● YOUR ASSIGNMENT
The whole of the data is to be duplicated precisely.

Page and application data records:
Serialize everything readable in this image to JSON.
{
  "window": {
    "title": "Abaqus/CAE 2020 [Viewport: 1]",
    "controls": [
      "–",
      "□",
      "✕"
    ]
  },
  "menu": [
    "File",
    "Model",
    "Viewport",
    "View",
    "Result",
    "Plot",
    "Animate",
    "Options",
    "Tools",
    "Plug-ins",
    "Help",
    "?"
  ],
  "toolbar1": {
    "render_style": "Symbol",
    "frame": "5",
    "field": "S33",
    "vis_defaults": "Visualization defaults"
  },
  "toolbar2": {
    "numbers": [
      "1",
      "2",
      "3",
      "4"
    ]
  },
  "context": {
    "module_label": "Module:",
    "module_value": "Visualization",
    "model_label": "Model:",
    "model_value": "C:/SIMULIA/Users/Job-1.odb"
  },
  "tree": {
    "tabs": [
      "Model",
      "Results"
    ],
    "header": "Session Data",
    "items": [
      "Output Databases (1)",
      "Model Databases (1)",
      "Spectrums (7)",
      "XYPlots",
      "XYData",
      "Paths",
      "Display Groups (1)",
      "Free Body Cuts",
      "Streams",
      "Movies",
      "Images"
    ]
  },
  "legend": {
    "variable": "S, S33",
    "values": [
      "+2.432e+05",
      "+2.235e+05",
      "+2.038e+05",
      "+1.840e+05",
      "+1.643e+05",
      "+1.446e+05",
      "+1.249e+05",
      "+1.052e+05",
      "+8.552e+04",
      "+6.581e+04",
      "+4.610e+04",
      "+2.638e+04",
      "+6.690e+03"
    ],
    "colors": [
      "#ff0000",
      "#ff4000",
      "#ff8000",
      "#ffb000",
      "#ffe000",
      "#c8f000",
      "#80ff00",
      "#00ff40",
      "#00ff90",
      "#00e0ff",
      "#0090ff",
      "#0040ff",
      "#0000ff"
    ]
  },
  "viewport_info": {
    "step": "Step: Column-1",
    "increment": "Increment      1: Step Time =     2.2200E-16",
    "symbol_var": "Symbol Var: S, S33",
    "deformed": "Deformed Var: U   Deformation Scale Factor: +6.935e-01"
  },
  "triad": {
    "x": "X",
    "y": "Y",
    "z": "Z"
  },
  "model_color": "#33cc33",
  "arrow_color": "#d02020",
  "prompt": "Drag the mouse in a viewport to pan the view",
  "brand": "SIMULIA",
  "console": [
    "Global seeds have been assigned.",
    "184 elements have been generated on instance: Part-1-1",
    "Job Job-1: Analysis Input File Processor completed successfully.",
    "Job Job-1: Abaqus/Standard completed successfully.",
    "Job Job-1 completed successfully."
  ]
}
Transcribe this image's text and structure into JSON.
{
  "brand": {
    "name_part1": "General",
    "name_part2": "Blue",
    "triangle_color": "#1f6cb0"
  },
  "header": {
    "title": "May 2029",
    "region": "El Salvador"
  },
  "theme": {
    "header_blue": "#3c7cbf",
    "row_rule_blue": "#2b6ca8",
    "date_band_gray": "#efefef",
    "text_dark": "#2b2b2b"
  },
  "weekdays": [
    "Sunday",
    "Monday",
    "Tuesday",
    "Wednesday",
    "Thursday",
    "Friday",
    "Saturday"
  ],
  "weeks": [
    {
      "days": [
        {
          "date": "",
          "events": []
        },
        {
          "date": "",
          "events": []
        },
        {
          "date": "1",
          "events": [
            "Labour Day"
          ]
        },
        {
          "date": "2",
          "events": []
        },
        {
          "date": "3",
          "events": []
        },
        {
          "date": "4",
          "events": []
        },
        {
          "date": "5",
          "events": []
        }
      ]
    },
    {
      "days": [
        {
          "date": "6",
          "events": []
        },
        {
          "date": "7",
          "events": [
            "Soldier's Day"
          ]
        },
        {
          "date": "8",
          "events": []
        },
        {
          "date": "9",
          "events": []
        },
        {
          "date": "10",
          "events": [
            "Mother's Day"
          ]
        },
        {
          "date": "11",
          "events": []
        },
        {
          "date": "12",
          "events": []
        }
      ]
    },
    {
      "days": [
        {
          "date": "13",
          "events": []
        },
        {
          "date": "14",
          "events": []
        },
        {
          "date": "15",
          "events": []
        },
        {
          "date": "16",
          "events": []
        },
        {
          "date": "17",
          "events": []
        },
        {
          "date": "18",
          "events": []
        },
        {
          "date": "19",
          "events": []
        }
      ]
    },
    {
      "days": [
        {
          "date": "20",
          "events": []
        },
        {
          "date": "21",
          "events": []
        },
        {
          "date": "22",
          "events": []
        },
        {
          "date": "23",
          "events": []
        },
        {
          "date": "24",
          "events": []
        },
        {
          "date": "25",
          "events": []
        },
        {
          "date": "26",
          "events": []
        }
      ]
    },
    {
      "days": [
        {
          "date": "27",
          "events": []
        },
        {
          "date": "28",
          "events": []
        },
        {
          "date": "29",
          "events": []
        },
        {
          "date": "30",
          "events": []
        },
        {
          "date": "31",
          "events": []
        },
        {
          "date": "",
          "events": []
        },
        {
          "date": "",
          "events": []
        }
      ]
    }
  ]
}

● TASK ANSWER
Serialize everything readable in this image to JSON.
{
  "window": {
    "title": "Abaqus/CAE 2020 [Viewport: 1]",
    "controls": [
      "–",
      "□",
      "✕"
    ]
  },
  "menu": [
    "File",
    "Model",
    "Viewport",
    "View",
    "Result",
    "Plot",
    "Animate",
    "Options",
    "Tools",
    "Plug-ins",
    "Help",
    "?"
  ],
  "toolbar1": {
    "render_style": "Symbol",
    "frame": "5",
    "field": "S33",
    "vis_defaults": "Visualization defaults"
  },
  "toolbar2": {
    "numbers": [
      "1",
      "2",
      "3",
      "4"
    ]
  },
  "context": {
    "module_label": "Module:",
    "module_value": "Visualization",
    "model_label": "Model:",
    "model_value": "C:/SIMULIA/Users/Job-1.odb"
  },
  "tree": {
    "tabs": [
      "Model",
      "Results"
    ],
    "header": "Session Data",
    "items": [
      "Output Databases (1)",
      "Model Databases (1)",
      "Spectrums (7)",
      "XYPlots",
      "XYData",
      "Paths",
      "Display Groups (1)",
      "Free Body Cuts",
      "Streams",
      "Movies",
      "Images"
    ]
  },
  "legend": {
    "variable": "S, S33",
    "values": [
      "+2.432e+05",
      "+2.235e+05",
      "+2.038e+05",
      "+1.840e+05",
      "+1.643e+05",
      "+1.446e+05",
      "+1.249e+05",
      "+1.052e+05",
      "+8.552e+04",
      "+6.581e+04",
      "+4.610e+04",
      "+2.638e+04",
      "+6.690e+03"
    ],
    "colors": [
      "#ff0000",
      "#ff4000",
      "#ff8000",
      "#ffb000",
      "#ffe000",
      "#c8f000",
      "#80ff00",
      "#00ff40",
      "#00ff90",
      "#00e0ff",
      "#0090ff",
      "#0040ff",
      "#0000ff"
    ]
  },
  "viewport_info": {
    "step": "Step: Column-1",
    "increment": "Increment      1: Step Time =     2.2200E-16",
    "symbol_var": "Symbol Var: S, S33",
    "deformed": "Deformed Var: U   Deformation Scale Factor: +6.935e-01"
  },
  "triad": {
    "x": "X",
    "y": "Y",
    "z": "Z"
  },
  "model_color": "#33cc33",
  "arrow_color": "#d02020",
  "prompt": "Drag the mouse in a viewport to pan the view",
  "brand": "SIMULIA",
  "console": [
    "Global seeds have been assigned.",
    "184 elements have been generated on instance: Part-1-1",
    "Job Job-1: Analysis Input File Processor completed successfully.",
    "Job Job-1: Abaqus/Standard completed successfully.",
    "Job Job-1 completed successfully."
  ]
}
Transcribe this image's text and structure into JSON.
{
  "brand": {
    "name_part1": "General",
    "name_part2": "Blue",
    "triangle_color": "#1f6cb0"
  },
  "header": {
    "title": "May 2029",
    "region": "El Salvador"
  },
  "theme": {
    "header_blue": "#3c7cbf",
    "row_rule_blue": "#2b6ca8",
    "date_band_gray": "#efefef",
    "text_dark": "#2b2b2b"
  },
  "weekdays": [
    "Sunday",
    "Monday",
    "Tuesday",
    "Wednesday",
    "Thursday",
    "Friday",
    "Saturday"
  ],
  "weeks": [
    {
      "days": [
        {
          "date": "",
          "events": []
        },
        {
          "date": "",
          "events": []
        },
        {
          "date": "1",
          "events": [
            "Labour Day"
          ]
        },
        {
          "date": "2",
          "events": []
        },
        {
          "date": "3",
          "events": []
        },
        {
          "date": "4",
          "events": []
        },
        {
          "date": "5",
          "events": []
        }
      ]
    },
    {
      "days": [
        {
          "date": "6",
          "events": []
        },
        {
          "date": "7",
          "events": [
            "Soldier's Day"
          ]
        },
        {
          "date": "8",
          "events": []
        },
        {
          "date": "9",
          "events": []
        },
        {
          "date": "10",
          "events": [
            "Mother's Day"
          ]
        },
        {
          "date": "11",
          "events": []
        },
        {
          "date": "12",
          "events": []
        }
      ]
    },
    {
      "days": [
        {
          "date": "13",
          "events": []
        },
        {
          "date": "14",
          "events": []
        },
        {
          "date": "15",
          "events": []
        },
        {
          "date": "16",
          "events": []
        },
        {
          "date": "17",
          "events": []
        },
        {
          "date": "18",
          "events": []
        },
        {
          "date": "19",
          "events": []
        }
      ]
    },
    {
      "days": [
        {
          "date": "20",
          "events": []
        },
        {
          "date": "21",
          "events": []
        },
        {
          "date": "22",
          "events": []
        },
        {
          "date": "23",
          "events": []
        },
        {
          "date": "24",
          "events": []
        },
        {
          "date": "25",
          "events": []
        },
        {
          "date": "26",
          "events": []
        }
      ]
    },
    {
      "days": [
        {
          "date": "27",
          "events": []
        },
        {
          "date": "28",
          "events": []
        },
        {
          "date": "29",
          "events": []
        },
        {
          "date": "30",
          "events": []
        },
        {
          "date": "31",
          "events": []
        },
        {
          "date": "",
          "events": []
        },
        {
          "date": "",
          "events": []
        }
      ]
    }
  ]
}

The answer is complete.